- Fisheries Ecology ‐ This course covers the biological processes that affect the productivity, abundances, and distributions of fish and invertebrate resources. The course include life history theory, predator‐prey relationships, bioenergetics, trophic ecology, and zoogeography.
- Aquaculture ‐ This course covers the theory and practices of modern aquaculture of fishes and invertebrates. The course include coverage on water quality, production systems, extensive and intensive approaches, culture genetics, and fish diseases and management.
- Quantitative Fisheries Science - This course covers factors affecting the stability and resilience of exploited marine and estuarine populations. Basic ecological models and applied fisheries models are presented in theoretical and practical frameworks. It is recommended that either Fisheries Science and Management or Fisheries Ecology is taken prior to this course.
- Graduate Level Course in Oceanography (physical, chemical or biological) or Stream Ecology - The courses cover major and minor elements, composition of seawater, seawater ionic structure and interactions, nutrient distributions, biogeochemical cycles and the biology of marine organisms. Students will obtain most of their academic course work from a broad array of relevant courses presently available throughout the USM. Each student and his/her RAC will design a course of study to be approved by the Fisheries AOS. Curricular requirements are purposely flexible, yet rigorous, to accommodate the diverse needs of students in fisheries science.
In addition, the following core courses are required:
- A 400 or 600 level course from one of the other MEES AOSs (from an approved list, which can include 2, 4, and 5 above).
- One course or seminar in Environmental Management (1 or 4 above satisfies this requirement; any such 3‐4 credits course can satisfy 6 above).
- A course in Statistics/Biostatistics (600 level for the Ph.D.; 400 level for the M.S.).
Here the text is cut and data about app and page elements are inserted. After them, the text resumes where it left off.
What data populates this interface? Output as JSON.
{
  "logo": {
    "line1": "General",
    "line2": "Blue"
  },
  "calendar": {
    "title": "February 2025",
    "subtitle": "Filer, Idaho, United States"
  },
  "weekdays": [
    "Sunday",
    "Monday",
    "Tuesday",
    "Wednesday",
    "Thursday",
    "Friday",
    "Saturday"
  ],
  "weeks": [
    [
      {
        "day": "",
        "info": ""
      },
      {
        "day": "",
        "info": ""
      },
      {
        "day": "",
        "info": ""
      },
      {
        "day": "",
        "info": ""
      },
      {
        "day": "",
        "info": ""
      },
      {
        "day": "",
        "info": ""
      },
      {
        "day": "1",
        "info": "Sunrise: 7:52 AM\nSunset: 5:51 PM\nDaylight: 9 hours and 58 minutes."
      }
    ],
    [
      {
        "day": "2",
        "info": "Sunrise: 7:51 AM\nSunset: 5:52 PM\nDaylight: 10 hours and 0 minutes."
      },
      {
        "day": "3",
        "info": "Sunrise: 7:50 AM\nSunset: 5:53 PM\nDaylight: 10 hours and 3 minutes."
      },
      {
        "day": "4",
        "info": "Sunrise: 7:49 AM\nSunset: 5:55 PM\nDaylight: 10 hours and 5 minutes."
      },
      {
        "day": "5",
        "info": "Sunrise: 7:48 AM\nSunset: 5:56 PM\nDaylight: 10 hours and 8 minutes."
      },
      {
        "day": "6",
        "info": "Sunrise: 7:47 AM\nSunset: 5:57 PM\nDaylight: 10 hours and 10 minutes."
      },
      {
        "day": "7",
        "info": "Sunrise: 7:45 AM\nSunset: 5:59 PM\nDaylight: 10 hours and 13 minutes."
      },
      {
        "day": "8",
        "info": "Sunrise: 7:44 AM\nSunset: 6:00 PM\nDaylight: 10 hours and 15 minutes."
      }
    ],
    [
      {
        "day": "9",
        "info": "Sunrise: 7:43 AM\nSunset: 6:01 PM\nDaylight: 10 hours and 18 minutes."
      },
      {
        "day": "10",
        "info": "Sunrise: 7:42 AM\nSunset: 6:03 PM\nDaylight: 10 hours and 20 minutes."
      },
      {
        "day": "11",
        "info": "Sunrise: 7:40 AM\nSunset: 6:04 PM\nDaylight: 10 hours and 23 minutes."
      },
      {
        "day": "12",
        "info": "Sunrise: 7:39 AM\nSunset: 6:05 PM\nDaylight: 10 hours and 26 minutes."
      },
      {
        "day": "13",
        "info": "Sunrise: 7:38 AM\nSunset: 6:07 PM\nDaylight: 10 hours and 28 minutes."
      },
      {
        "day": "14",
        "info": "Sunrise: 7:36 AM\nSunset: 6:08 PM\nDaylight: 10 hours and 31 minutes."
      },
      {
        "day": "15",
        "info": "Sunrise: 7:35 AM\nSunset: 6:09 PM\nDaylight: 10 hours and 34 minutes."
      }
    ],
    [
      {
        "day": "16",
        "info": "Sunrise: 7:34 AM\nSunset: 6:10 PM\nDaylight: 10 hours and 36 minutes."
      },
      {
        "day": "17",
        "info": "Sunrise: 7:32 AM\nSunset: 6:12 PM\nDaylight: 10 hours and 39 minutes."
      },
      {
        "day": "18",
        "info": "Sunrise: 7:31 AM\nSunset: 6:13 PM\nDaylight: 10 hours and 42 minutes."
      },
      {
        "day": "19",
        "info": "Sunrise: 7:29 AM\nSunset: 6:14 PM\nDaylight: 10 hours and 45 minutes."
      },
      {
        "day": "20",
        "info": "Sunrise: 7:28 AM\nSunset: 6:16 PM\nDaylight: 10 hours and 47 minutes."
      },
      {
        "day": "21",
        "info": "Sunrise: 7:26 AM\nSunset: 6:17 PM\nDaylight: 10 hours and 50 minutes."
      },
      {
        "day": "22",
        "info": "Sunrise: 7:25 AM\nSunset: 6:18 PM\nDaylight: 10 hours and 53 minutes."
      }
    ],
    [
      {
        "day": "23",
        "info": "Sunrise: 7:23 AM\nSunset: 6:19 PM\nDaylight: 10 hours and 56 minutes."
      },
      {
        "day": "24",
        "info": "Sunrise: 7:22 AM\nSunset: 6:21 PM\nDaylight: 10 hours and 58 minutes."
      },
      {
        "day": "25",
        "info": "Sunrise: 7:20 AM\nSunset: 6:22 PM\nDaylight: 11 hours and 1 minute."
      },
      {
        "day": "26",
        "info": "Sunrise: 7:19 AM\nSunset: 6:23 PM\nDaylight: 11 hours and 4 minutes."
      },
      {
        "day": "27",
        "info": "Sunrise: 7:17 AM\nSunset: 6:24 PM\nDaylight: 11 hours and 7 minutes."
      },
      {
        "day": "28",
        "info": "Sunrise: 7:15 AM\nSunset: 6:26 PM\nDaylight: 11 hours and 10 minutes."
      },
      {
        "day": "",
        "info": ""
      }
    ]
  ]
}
- Courses in Experimental Design and Analysis and in Scientific Writing are strongly recommended.
- One graduate level seminar for each year in residence (on average).